topic is Alex Wright’s “Glut”. In addition to housing information for future retrieval, libraries play acritical role in the creation of new information. As philosopher Daniel Dennett puts it, “a scholar is just alibrary's way of making another library”.Libraries and brains are two examples of Information Platforms. They are the locus of theirorganization’s efforts to ingest, process, and generate information, and they serve to accelerate the processof learning from empirical data. When I joined Facebook in 2006, I naturally started to build anInformation Platform. Because of the tremendous growth in the number of users on Facebook, the systemour team built ended up managing several petabytes of data. In this chapter, I’ll recount the challengesfaced in building out Facebook’s Information Platform and the lessons learned while constructing oursolution from open source software. I’ll also try to outline the critical role of the Data Scientist in usingthat information to build data-intensive products and services and help the organization formulate andaccomplish goals. Along the way, I’ll recount how some other businesses have approached the problem of building Information Platforms over the decades.Before we get started, I should point out that my clever plan to visit the library instead of thegrocery store did not work out as intended. After a few blissful days of reading, I came out of the libraryone evening and couldn’t locate my car. It was not uncommon for me to lose my car at the time, but thelot was empty, so I knew something was up. It turns out that my Mom had ﬁgured out my scheme andgotten my car towed. During the long walk home, I internalized an important lesson: regard your ownsolutions with skepticism. Also, don’t try to outsmart your Mother.

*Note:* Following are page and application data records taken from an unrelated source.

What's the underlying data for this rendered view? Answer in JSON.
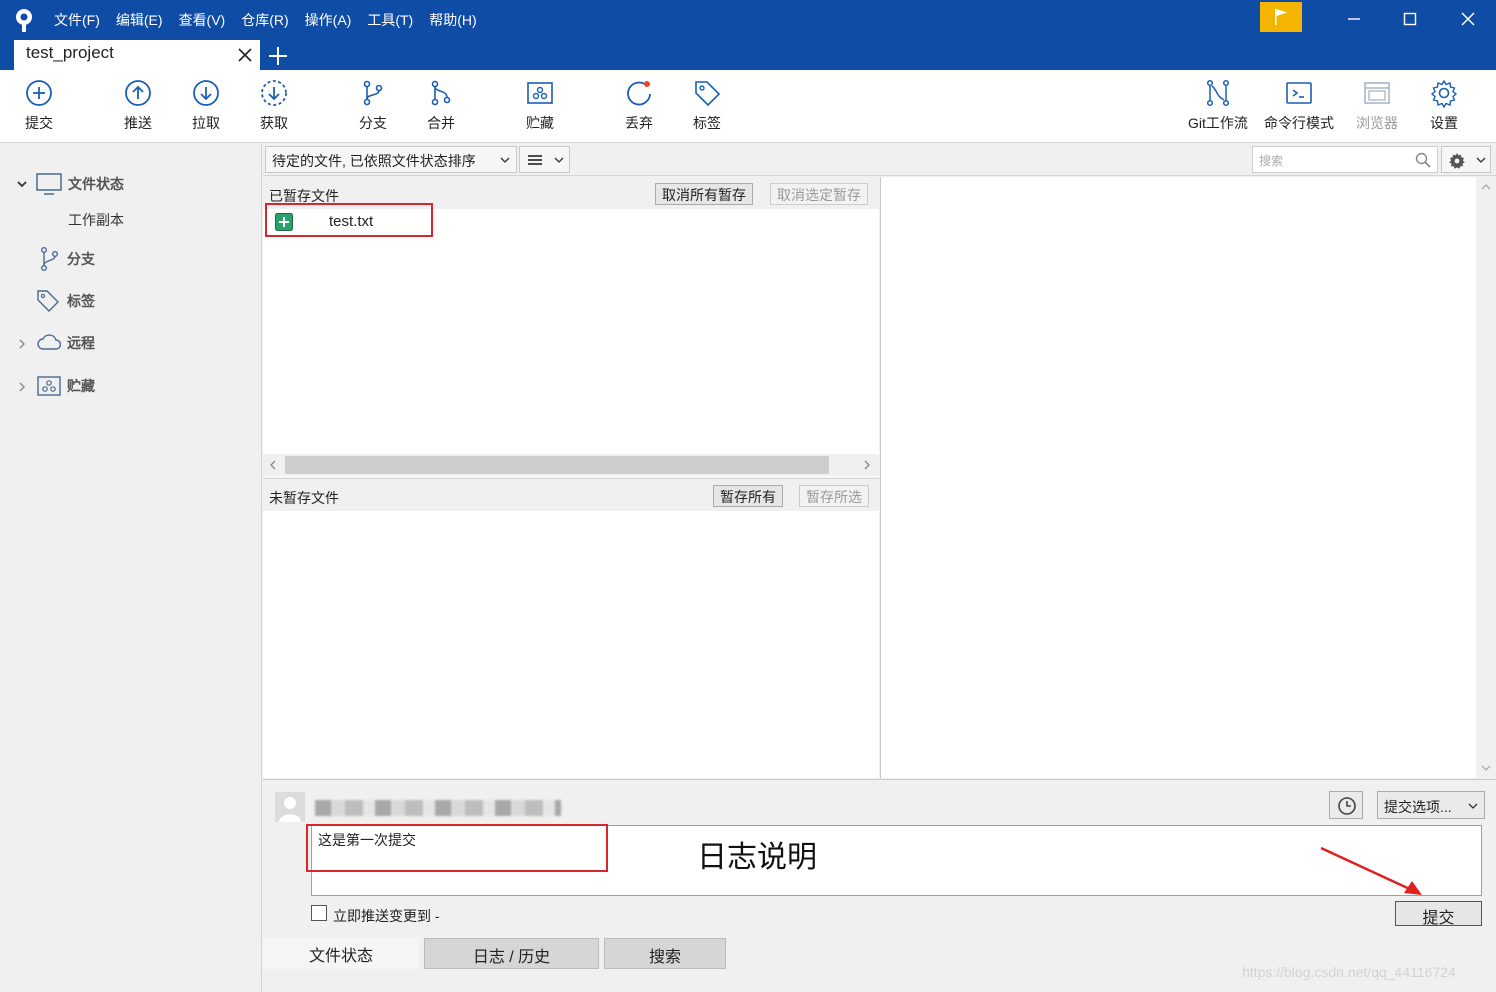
{
  "menu": [
    "文件(F)",
    "编辑(E)",
    "查看(V)",
    "仓库(R)",
    "操作(A)",
    "工具(T)",
    "帮助(H)"
  ],
  "tabs": {
    "active": "test_project"
  },
  "toolbar": {
    "commit": "提交",
    "push": "推送",
    "pull": "拉取",
    "fetch": "获取",
    "branch": "分支",
    "merge": "合并",
    "stash": "贮藏",
    "discard": "丢弃",
    "tag": "标签",
    "gitflow": "Git工作流",
    "terminal": "命令行模式",
    "browser": "浏览器",
    "settings": "设置"
  },
  "sidebar": {
    "file_status": "文件状态",
    "working_copy": "工作副本",
    "branches": "分支",
    "tags": "标签",
    "remotes": "远程",
    "stashes": "贮藏"
  },
  "filter": {
    "sort": "待定的文件, 已依照文件状态排序",
    "search_placeholder": "搜索"
  },
  "staged": {
    "title": "已暂存文件",
    "unstage_all": "取消所有暂存",
    "unstage_selected": "取消选定暂存",
    "files": [
      {
        "name": "test.txt",
        "status": "added"
      }
    ]
  },
  "unstaged": {
    "title": "未暂存文件",
    "stage_all": "暂存所有",
    "stage_selected": "暂存所选"
  },
  "commit": {
    "message": "这是第一次提交",
    "options": "提交选项...",
    "push_immediately": "立即推送变更到 -",
    "button": "提交",
    "annotation": "日志说明"
  },
  "bottom_tabs": {
    "file_status": "文件状态",
    "log": "日志 / 历史",
    "search": "搜索"
  },
  "watermark": "https://blog.csdn.net/qq_44116724",
  "colors": {
    "titlebar": "#0f4ca5",
    "accent": "#1a5fb4",
    "highlight": "#d9262c",
    "flag": "#f5b400"
  }
}
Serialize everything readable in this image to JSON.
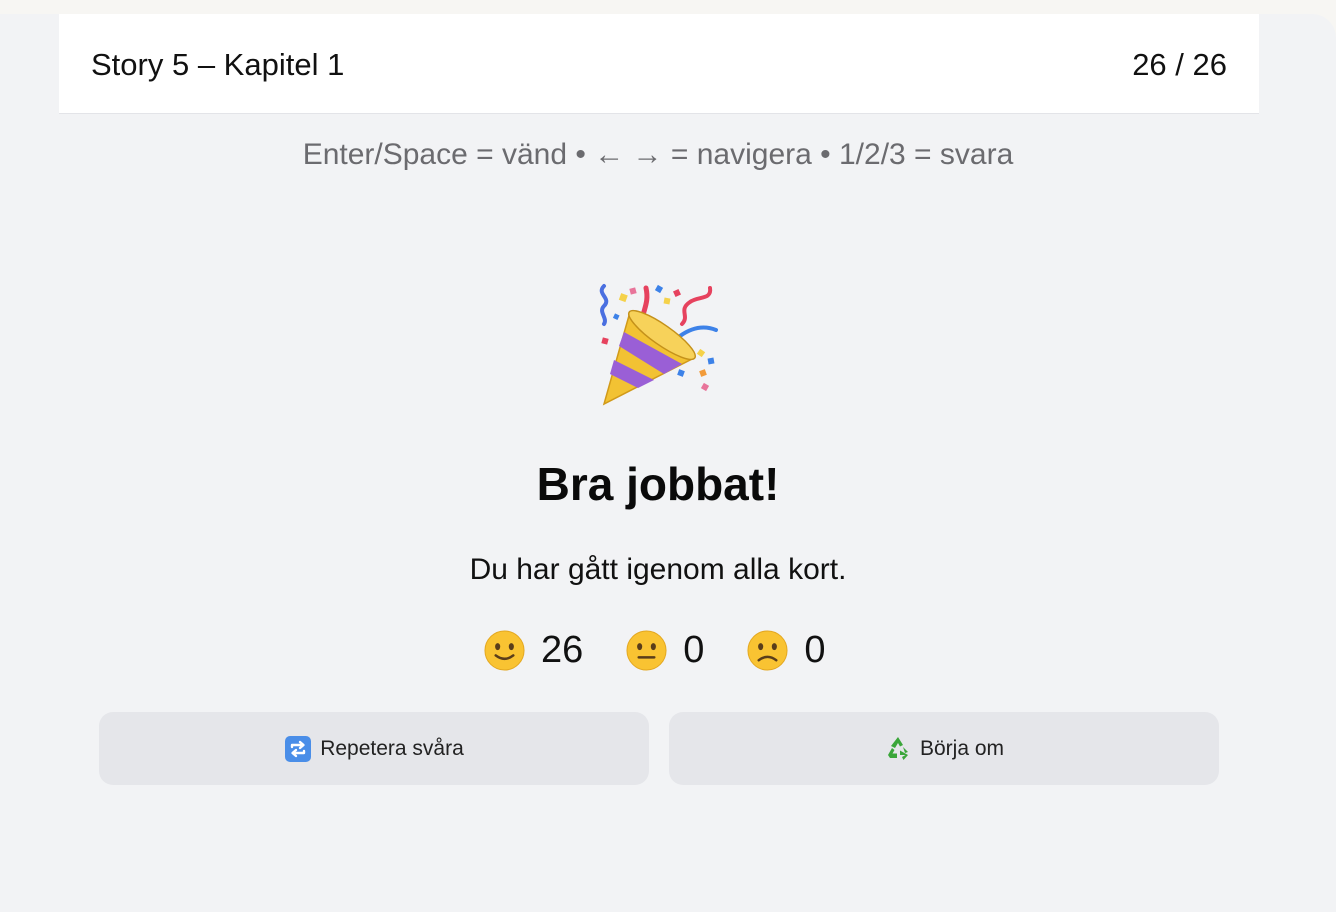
{
  "header": {
    "title": "Story 5 – Kapitel 1",
    "counter": "26 / 26"
  },
  "hint": "Enter/Space = vänd • ← → = navigera • 1/2/3 = svara",
  "completion": {
    "icon": "party-popper-icon",
    "headline": "Bra jobbat!",
    "message": "Du har gått igenom alla kort."
  },
  "stats": [
    {
      "icon": "slightly-smiling-face-icon",
      "value": "26"
    },
    {
      "icon": "neutral-face-icon",
      "value": "0"
    },
    {
      "icon": "slightly-frowning-face-icon",
      "value": "0"
    }
  ],
  "buttons": {
    "repeat_hard": {
      "icon": "repeat-icon",
      "label": "Repetera svåra"
    },
    "restart": {
      "icon": "recycle-icon",
      "label": "Börja om"
    }
  },
  "colors": {
    "background": "#f2f3f5",
    "header_bg": "#ffffff",
    "button_bg": "#e5e6ea",
    "hint_text": "#6b6b6f",
    "emoji_yellow": "#f9c332",
    "repeat_icon_blue": "#4a8ee8",
    "recycle_green": "#3aa63a"
  }
}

Facebook Becomes Self-Aware
In September 2005, Facebook opened to non-college students for the ﬁrst time and allowed highschool students to register for accounts. Loyal users were outraged, but the Facebook team felt that it wasthe right direction for the site. How could they produce evidence to justify their position?In addition, Facebook had saturated the student population at nearly all of the colleges where itwas available, but there were still some colleges where the product had never taken off. What distinguishedthese laggard networks from their more successful peers, and what could be done to stimulate their success?When I interviewed at Facebook in February 2006, they were actively looking to answer the abovequestions. I studied Mathematics in college and had been working for a nearly a year on Wall Street,building models to forecast interest rates, price complex derivatives, and hedge pools of mortgages; I hadsome experience coding and a dismal GPA. Despite my potentially suboptimal background, Facebookmade me an offer to join as a Research Scientist.Around the same time, Facebook hired a Director of Reporting and Analytics. The Director had farmore experience in the problem domain than me; together with a third engineer, we set about building aninfrastructure for data collection and storage that would allow us to answer the above questions about ourproduct.